  • Bird nests are now quite visible. Hanging below a branch fork in an understory tree, you might find a beautiful, cup-shaped red-eyed vireo nest. It typically contains birch bark strips, wasp-nest paper, and plant material glued together with spider-web adhesive.
  • This is a great time of year to focus on evergreen plants of the forest floor and rock outcrops. Look for mosses, liverworts, lichens like British soldiers, wood fern, rock polypody fern, and club-mosses. iNaturalist is the go-to identification app.
  • Ball-like swellings known as galls are easy to see on the stems of goldenrods. If you open the gall with a knife, you will find the small, white larva of the goldenrod gall fly inside.


Hope: California has moved to require all new vehicles sold in the state to be electric, plug-in electric hybrids, or hydrogen fuel cell by 2035. By 2026, 35% of new cars sold must meet this requirement. In just 13 years, there will be 9.5 million fewer conventional vehicle sales in the state. However, the move will require 15 times more chargers, a more robust energy grid and a choice of vehicles for all income levels. Up to 17 other states are expected to adopt these same measures. See

Upcoming events: On September 12 at 7 pm, Puneeta Chhitwal-Varma will be the guest speaker at 4RG Meets. Puneeta is a food and sustainability author and guide for anyone seeking low-waste, planet-friendly and delicious solutions for everyday cooking and eating. Her “Eating with Benefits” approach is inspired by the scientific evidence around food and its connection to  climate change.  Register for this Zoom event at

Carbon dioxide: The atmospheric CO2 reading for the week ending August 27 was 416.06 parts per million (ppm), compared to 414.29 ppm a year ago. Rising CO2 means more climate catastrophe ahead like the disastrous fires, heat, and drought this summer in Europe.

Categories: Columns
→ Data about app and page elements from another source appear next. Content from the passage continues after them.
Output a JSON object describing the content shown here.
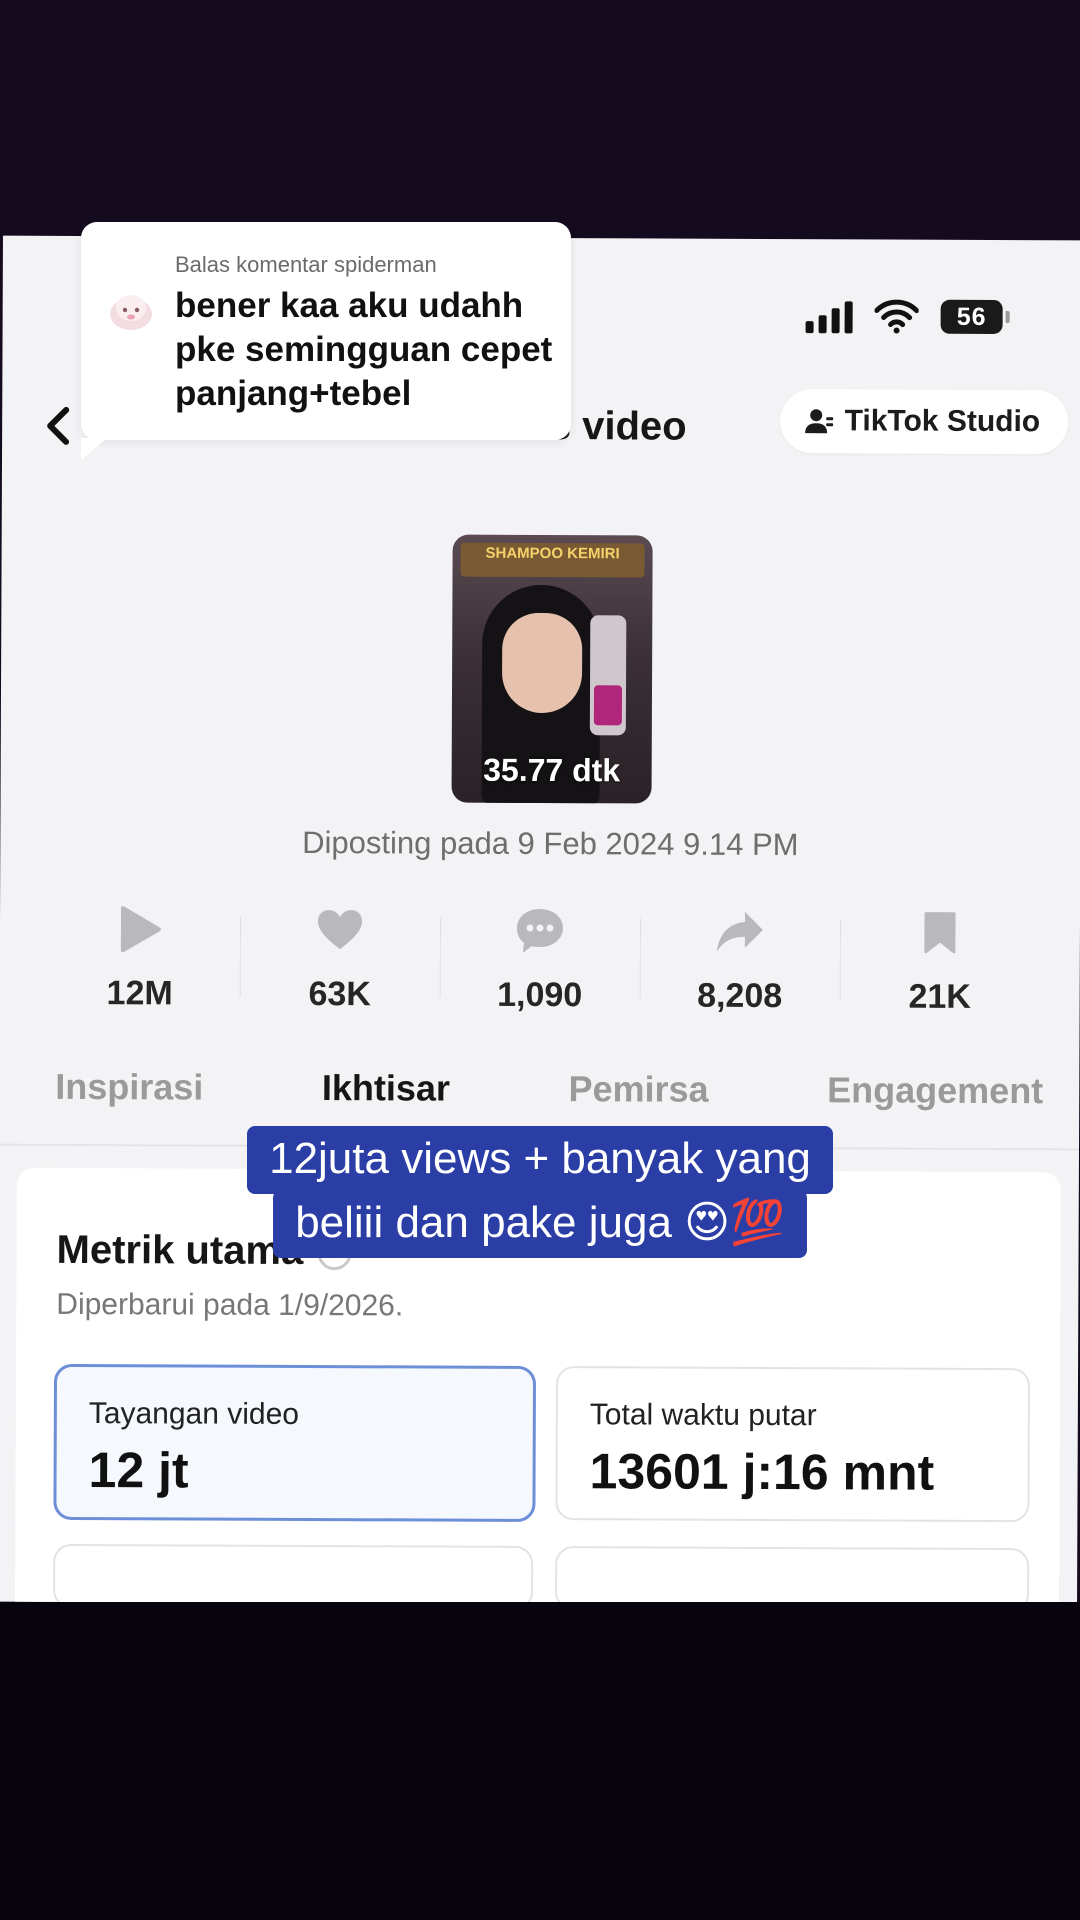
{
  "reply_bubble": {
    "label": "Balas komentar spiderman",
    "text": "bener kaa aku udahh pke semingguan cepet panjang+tebel"
  },
  "status_bar": {
    "battery": "56"
  },
  "header": {
    "title": "Analisis video",
    "studio_button": "TikTok Studio"
  },
  "video": {
    "duration": "35.77 dtk",
    "thumbnail_banner": "SHAMPOO KEMIRI",
    "posted": "Diposting pada 9 Feb 2024 9.14 PM"
  },
  "stats": [
    {
      "icon": "play-icon",
      "value": "12M"
    },
    {
      "icon": "heart-icon",
      "value": "63K"
    },
    {
      "icon": "comment-icon",
      "value": "1,090"
    },
    {
      "icon": "share-icon",
      "value": "8,208"
    },
    {
      "icon": "bookmark-icon",
      "value": "21K"
    }
  ],
  "tabs": [
    {
      "label": "Inspirasi",
      "active": false
    },
    {
      "label": "Ikhtisar",
      "active": true
    },
    {
      "label": "Pemirsa",
      "active": false
    },
    {
      "label": "Engagement",
      "active": false
    }
  ],
  "metrics": {
    "title": "Metrik utama",
    "updated": "Diperbarui pada 1/9/2026.",
    "tiles": [
      {
        "label": "Tayangan video",
        "value": "12 jt"
      },
      {
        "label": "Total waktu putar",
        "value": "13601 j:16 mnt"
      }
    ]
  },
  "caption": {
    "line1": "12juta views + banyak yang",
    "line2": "beliii dan pake juga 😍💯"
  },
  "colors": {
    "caption_bg": "#2b3ea6",
    "selected_tile_border": "#6c8fd8",
    "screen_bg": "#f3f3f5"
  }
}
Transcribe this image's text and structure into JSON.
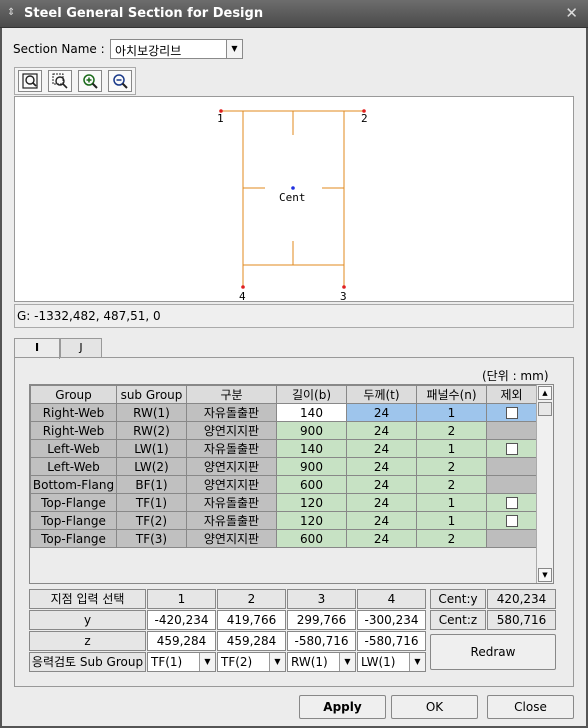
{
  "window": {
    "title": "Steel General Section for Design",
    "icon": "chevron-updown-icon",
    "close": "✕"
  },
  "section": {
    "label": "Section Name :",
    "value": "아치보강리브"
  },
  "toolbar": {
    "icons": [
      "zoom-fit-icon",
      "zoom-window-icon",
      "zoom-in-icon",
      "zoom-out-icon"
    ]
  },
  "drawing": {
    "points": [
      "1",
      "2",
      "3",
      "4"
    ],
    "center_label": "Cent",
    "line_color": "#e08a1e",
    "point_color": "#e02020",
    "center_color": "#2030e0"
  },
  "status": {
    "text": "G: -1332,482, 487,51, 0"
  },
  "tabs": [
    {
      "label": "I",
      "active": true
    },
    {
      "label": "J",
      "active": false
    }
  ],
  "unit_label": "(단위 : mm)",
  "table": {
    "headers": [
      "Group",
      "sub Group",
      "구분",
      "길이(b)",
      "두께(t)",
      "패널수(n)",
      "제외"
    ],
    "rows": [
      {
        "group": "Right-Web",
        "sub": "RW(1)",
        "kind": "자유돌출판",
        "b": "140",
        "t": "24",
        "n": "1",
        "ex": true
      },
      {
        "group": "Right-Web",
        "sub": "RW(2)",
        "kind": "양연지지판",
        "b": "900",
        "t": "24",
        "n": "2",
        "ex": false
      },
      {
        "group": "Left-Web",
        "sub": "LW(1)",
        "kind": "자유돌출판",
        "b": "140",
        "t": "24",
        "n": "1",
        "ex": true
      },
      {
        "group": "Left-Web",
        "sub": "LW(2)",
        "kind": "양연지지판",
        "b": "900",
        "t": "24",
        "n": "2",
        "ex": false
      },
      {
        "group": "Bottom-Flang",
        "sub": "BF(1)",
        "kind": "양연지지판",
        "b": "600",
        "t": "24",
        "n": "2",
        "ex": false
      },
      {
        "group": "Top-Flange",
        "sub": "TF(1)",
        "kind": "자유돌출판",
        "b": "120",
        "t": "24",
        "n": "1",
        "ex": true
      },
      {
        "group": "Top-Flange",
        "sub": "TF(2)",
        "kind": "자유돌출판",
        "b": "120",
        "t": "24",
        "n": "1",
        "ex": true
      },
      {
        "group": "Top-Flange",
        "sub": "TF(3)",
        "kind": "양연지지판",
        "b": "600",
        "t": "24",
        "n": "2",
        "ex": false
      }
    ]
  },
  "points": {
    "label": "지점 입력 선택",
    "cols": [
      "1",
      "2",
      "3",
      "4"
    ],
    "y_label": "y",
    "y": [
      "-420,234",
      "419,766",
      "299,766",
      "-300,234"
    ],
    "z_label": "z",
    "z": [
      "459,284",
      "459,284",
      "-580,716",
      "-580,716"
    ],
    "sub_label": "응력검토 Sub Group",
    "sub": [
      "TF(1)",
      "TF(2)",
      "RW(1)",
      "LW(1)"
    ]
  },
  "cent": {
    "y_label": "Cent:y",
    "y": "420,234",
    "z_label": "Cent:z",
    "z": "580,716"
  },
  "buttons": {
    "redraw": "Redraw",
    "apply": "Apply",
    "ok": "OK",
    "close": "Close"
  }
}
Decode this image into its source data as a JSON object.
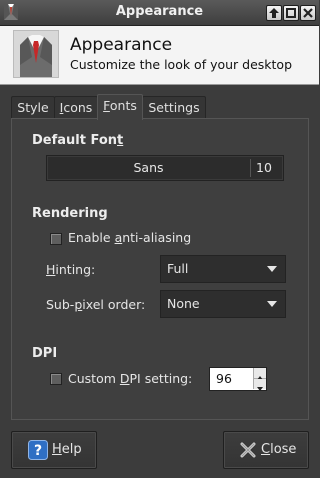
{
  "window": {
    "title": "Appearance",
    "controls": [
      "up-arrow-icon",
      "maximize-icon",
      "close-icon"
    ]
  },
  "header": {
    "title": "Appearance",
    "subtitle": "Customize the look of your desktop",
    "icon": "suit-icon"
  },
  "tabs": [
    {
      "label": "Style",
      "mnemonic": ""
    },
    {
      "label": "Icons",
      "mnemonic": "I"
    },
    {
      "label": "Fonts",
      "mnemonic": "F",
      "active": true
    },
    {
      "label": "Settings",
      "mnemonic": ""
    }
  ],
  "fonts_page": {
    "default_font": {
      "heading_pre": "Default Fon",
      "heading_mn": "t",
      "name": "Sans",
      "size": "10"
    },
    "rendering": {
      "heading": "Rendering",
      "antialias_pre": "Enable ",
      "antialias_mn": "a",
      "antialias_post": "nti-aliasing",
      "antialias_checked": false,
      "hinting_pre": "",
      "hinting_mn": "H",
      "hinting_post": "inting:",
      "hinting_value": "Full",
      "subpixel_pre": "Sub-",
      "subpixel_mn": "p",
      "subpixel_post": "ixel order:",
      "subpixel_value": "None"
    },
    "dpi": {
      "heading": "DPI",
      "custom_pre": "Custom ",
      "custom_mn": "D",
      "custom_post": "PI setting:",
      "custom_checked": false,
      "value": "96"
    }
  },
  "buttons": {
    "help_mn": "H",
    "help_rest": "elp",
    "close_mn": "C",
    "close_rest": "lose"
  },
  "colors": {
    "background": "#3c3c3c",
    "header_bg": "#f4f4f4",
    "help_icon_blue": "#2f6fc4"
  }
}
Drew Monkman

I am a retired teacher, naturalist and writer with a love for all aspects of the natural world, especially as they relate to seasonal change.